> EXERCISE INSTRUCTIONS
Compute how many lines in the data below contain "this"; answer only with that number.

(Data excerpts)

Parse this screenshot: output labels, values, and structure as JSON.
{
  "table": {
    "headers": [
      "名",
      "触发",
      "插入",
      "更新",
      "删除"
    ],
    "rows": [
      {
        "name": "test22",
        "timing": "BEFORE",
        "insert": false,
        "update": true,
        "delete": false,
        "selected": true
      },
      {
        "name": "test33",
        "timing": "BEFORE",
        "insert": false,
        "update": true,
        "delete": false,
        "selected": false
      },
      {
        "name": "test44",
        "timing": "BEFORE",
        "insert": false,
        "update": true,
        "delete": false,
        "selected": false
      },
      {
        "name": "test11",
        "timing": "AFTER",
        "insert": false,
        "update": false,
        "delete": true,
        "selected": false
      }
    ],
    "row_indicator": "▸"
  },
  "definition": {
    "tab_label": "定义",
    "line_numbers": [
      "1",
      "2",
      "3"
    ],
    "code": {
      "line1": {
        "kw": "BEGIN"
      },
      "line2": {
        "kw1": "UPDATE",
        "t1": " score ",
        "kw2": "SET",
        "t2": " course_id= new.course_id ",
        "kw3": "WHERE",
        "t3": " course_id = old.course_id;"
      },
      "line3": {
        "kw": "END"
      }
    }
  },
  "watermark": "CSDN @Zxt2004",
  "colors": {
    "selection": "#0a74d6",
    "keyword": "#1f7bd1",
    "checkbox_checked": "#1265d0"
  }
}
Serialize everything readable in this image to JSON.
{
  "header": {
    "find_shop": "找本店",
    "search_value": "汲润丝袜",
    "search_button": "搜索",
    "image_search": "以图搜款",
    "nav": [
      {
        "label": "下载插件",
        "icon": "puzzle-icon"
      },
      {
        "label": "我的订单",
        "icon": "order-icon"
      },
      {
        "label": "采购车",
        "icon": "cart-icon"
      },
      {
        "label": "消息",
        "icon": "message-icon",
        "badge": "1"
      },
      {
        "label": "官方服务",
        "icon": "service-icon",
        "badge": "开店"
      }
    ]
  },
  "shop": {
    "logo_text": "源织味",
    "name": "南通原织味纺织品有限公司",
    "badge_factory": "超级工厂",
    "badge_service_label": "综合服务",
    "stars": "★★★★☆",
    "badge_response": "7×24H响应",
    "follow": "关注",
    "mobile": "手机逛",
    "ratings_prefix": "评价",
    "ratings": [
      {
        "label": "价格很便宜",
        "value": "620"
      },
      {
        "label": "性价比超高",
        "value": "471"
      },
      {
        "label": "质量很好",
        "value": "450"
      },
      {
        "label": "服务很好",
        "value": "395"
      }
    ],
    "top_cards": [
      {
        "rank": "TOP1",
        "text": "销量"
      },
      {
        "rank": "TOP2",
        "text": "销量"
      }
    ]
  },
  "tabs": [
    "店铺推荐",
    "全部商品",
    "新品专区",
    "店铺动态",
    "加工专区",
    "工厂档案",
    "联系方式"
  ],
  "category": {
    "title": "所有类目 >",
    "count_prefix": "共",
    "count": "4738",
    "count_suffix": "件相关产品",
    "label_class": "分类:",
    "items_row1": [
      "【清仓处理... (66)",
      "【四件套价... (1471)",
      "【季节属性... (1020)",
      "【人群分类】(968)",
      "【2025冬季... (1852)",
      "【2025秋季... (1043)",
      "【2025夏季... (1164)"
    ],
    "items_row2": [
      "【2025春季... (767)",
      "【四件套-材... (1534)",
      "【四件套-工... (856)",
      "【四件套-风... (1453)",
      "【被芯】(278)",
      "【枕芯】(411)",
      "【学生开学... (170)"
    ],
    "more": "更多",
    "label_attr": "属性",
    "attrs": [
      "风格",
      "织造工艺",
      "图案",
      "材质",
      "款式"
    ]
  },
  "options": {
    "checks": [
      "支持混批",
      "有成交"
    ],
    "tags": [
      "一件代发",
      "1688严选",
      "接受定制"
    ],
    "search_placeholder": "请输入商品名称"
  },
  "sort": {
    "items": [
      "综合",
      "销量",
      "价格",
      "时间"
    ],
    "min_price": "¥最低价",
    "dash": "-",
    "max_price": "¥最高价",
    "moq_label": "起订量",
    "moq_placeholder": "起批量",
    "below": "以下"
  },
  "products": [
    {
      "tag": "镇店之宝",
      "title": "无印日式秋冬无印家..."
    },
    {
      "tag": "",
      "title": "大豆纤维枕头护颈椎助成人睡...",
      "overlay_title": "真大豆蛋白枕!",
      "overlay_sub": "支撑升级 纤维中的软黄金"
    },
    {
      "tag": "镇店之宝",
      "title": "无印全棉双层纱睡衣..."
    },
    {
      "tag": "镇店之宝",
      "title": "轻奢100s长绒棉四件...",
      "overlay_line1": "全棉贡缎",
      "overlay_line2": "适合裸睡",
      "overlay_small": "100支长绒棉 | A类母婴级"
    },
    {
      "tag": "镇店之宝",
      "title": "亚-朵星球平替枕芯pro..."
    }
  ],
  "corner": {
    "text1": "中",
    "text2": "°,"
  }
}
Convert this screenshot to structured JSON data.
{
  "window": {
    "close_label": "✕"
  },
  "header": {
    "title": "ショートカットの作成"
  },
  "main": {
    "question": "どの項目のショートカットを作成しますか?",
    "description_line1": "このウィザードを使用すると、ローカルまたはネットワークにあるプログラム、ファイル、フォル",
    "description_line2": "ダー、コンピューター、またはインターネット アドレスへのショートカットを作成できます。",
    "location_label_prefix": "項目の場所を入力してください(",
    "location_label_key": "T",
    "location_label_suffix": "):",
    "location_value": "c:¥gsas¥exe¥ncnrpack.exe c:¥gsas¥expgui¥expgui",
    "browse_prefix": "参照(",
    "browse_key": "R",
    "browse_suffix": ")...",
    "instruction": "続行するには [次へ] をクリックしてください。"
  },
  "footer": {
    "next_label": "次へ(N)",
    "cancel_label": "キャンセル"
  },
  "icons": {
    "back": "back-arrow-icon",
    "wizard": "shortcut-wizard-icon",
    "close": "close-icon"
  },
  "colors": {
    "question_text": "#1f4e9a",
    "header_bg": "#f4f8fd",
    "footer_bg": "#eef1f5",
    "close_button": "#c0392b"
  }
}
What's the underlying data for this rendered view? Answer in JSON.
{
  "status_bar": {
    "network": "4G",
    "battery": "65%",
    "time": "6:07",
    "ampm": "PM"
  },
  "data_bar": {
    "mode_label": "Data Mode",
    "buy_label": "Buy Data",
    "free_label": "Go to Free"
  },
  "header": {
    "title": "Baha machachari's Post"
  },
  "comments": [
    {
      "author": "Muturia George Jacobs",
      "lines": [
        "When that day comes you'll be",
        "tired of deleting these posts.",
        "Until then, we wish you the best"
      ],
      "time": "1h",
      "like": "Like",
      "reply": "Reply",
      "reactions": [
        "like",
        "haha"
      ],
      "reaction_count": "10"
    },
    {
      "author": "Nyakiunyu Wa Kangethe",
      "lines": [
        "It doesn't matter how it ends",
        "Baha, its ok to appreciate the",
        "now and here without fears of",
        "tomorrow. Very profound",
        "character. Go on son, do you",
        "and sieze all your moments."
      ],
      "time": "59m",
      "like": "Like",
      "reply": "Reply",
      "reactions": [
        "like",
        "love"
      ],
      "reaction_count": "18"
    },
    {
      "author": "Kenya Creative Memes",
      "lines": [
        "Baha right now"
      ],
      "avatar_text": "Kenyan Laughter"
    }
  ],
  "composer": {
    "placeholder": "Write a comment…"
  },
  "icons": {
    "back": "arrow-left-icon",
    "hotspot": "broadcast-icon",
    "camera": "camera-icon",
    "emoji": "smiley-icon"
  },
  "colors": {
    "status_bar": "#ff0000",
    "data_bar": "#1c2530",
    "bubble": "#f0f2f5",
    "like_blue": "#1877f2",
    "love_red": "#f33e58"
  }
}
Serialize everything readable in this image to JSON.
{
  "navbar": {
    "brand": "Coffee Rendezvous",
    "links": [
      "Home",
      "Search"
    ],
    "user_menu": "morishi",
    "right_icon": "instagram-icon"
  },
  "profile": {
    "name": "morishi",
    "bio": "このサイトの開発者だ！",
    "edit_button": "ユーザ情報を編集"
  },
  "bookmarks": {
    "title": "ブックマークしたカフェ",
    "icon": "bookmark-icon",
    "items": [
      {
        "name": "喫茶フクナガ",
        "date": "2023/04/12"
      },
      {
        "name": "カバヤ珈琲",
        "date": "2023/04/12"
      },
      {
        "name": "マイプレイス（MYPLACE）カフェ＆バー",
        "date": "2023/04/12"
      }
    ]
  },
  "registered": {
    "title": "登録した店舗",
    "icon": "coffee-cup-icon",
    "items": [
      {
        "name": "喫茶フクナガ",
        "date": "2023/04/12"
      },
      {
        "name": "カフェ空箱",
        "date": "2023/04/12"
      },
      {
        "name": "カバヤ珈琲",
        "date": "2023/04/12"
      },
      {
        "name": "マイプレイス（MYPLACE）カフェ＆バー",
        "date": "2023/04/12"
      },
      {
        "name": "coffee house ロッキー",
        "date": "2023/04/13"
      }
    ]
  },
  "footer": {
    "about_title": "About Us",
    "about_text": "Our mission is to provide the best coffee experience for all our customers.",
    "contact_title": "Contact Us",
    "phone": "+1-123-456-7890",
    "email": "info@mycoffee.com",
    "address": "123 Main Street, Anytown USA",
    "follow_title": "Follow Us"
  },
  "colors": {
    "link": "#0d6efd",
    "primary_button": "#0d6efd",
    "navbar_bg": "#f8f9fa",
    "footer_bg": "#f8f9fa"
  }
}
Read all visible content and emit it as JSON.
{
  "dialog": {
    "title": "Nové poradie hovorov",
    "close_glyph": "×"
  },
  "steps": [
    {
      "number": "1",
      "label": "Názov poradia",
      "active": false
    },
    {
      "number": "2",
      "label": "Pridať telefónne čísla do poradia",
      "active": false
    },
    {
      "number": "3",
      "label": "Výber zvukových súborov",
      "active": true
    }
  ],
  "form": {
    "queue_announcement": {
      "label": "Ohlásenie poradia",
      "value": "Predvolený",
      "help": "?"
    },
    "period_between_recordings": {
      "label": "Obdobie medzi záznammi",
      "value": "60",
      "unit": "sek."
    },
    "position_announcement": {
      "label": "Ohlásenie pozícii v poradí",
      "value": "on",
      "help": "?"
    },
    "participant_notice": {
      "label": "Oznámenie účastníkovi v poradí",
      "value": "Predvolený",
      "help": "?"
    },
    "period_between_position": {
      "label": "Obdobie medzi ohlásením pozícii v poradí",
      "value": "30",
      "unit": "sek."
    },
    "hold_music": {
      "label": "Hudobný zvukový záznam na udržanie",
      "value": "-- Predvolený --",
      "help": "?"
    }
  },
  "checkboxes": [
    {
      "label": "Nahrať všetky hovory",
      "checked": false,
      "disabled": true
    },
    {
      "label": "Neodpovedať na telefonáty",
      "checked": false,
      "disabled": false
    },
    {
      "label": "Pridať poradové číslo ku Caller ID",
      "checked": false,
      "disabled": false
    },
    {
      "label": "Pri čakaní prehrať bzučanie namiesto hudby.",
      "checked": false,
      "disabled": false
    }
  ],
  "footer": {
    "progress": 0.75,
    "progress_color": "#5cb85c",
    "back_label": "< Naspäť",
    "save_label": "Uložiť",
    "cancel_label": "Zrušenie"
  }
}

> RESPONSE AREA
5